Collins-Muhammad introduced Doe to Boyd so Boyd could help in the purchase, telling Doe that he would have to pay cash for Boyd’s help, the indictment says. Through Boyd’s assistance, Doe eventually was able to buy the property from the LRA for $14,000. The LRA valued it at $50,000, and Doe estimated it would have cost $250,000 if privately sold, the indictment alleges. Boyd also submitted and sponsored a board bill which provided a substantial property tax abatement for Doe’s Project B.
Boyd accepted a total of $9,500 in cash from Doe related to Project B, and Doe also made free repairs worth $1,611 to Boyd’s 2006 Chevrolet Impala and $733 to his Kia van, the indictment alleges. Collins-Muhammad received an additional $1,000 cash for introducing Doe to Boyd.
Boyd was indicted in a separate case on two counts of wire fraud for a scheme in which he and Doe are accused of agreeing to split the proceeds of insurance fraud related to a Jan. 17, 2021 vehicle accident at Doe’s used car lot in Jennings, Missouri.
After Doe learned his insurance company would not cover the damage, Boyd suggested falsely claiming that three of the damaged vehicles were owned by his used car company, The Best Place Auto Sales on Dr. Martin Luther King Drive in St. Louis, the indictment alleges.
Boyd filled out Missouri Department of Revenue bill of sale and certificate of title forms for the three vehicles, fraudulently backdating the sales dates to Jan. 2 and falsely claiming Boyd’s company had paid $22,000 for the vehicles, the indictment says. Boyd also falsely sought a $50 per vehicle, per day storage fee from Boyd’s insurance company for the damaged vehicles. Boyd’s insurance company ultimately rejected the claim.

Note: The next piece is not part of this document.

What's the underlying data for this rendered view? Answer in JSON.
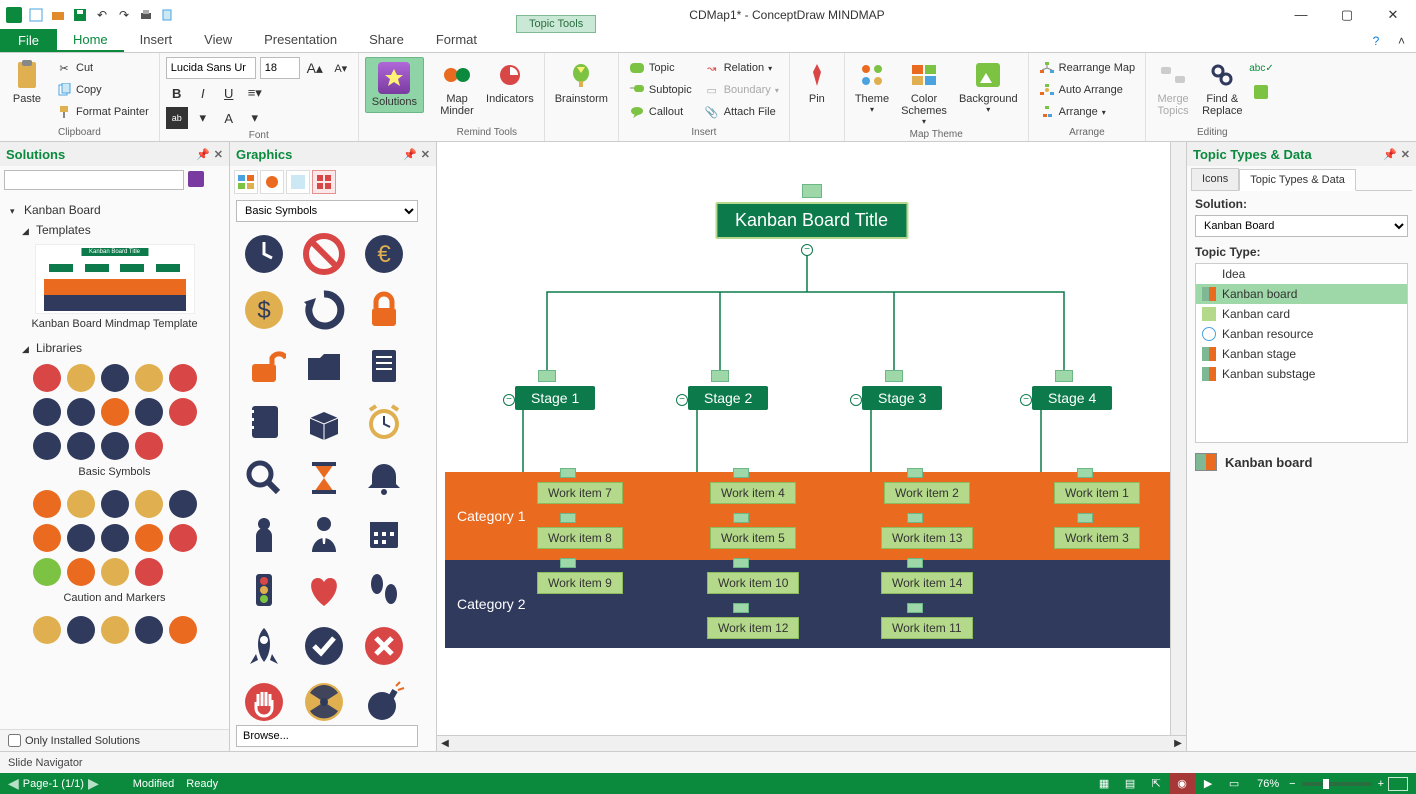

If convicted of the main indictment, Reed’s and Boyd’s charges carry maximum penalties of 10 years and five years in prison, respectively, and a $250,000 fine. Collins-Muhammad’s honest services bribery/wire fraud charge carries a maximum penalty of 20 years in prison and a $250,000 fine. One of his bribery charges carries a 10-year maximum and the other has a five-year maximum. Boyd’s additional wire fraud charges related to the automobile insurance scheme carry maximum penalties of 20 years and a $250,000 fine. Restitution is also mandatory. In determining the actual sentences, a judge is required to consider the U.S. Sentencing Guidelines, which provide recommended sentencing ranges.
The case was investigated by the Federal Bureau of Investigation. Assistant United States Attorney Hal Goldsmith is prosecuting the case.
The charges contained in the indictment are merely accusations, and the defendants are presumed innocent unless and until proven guilty.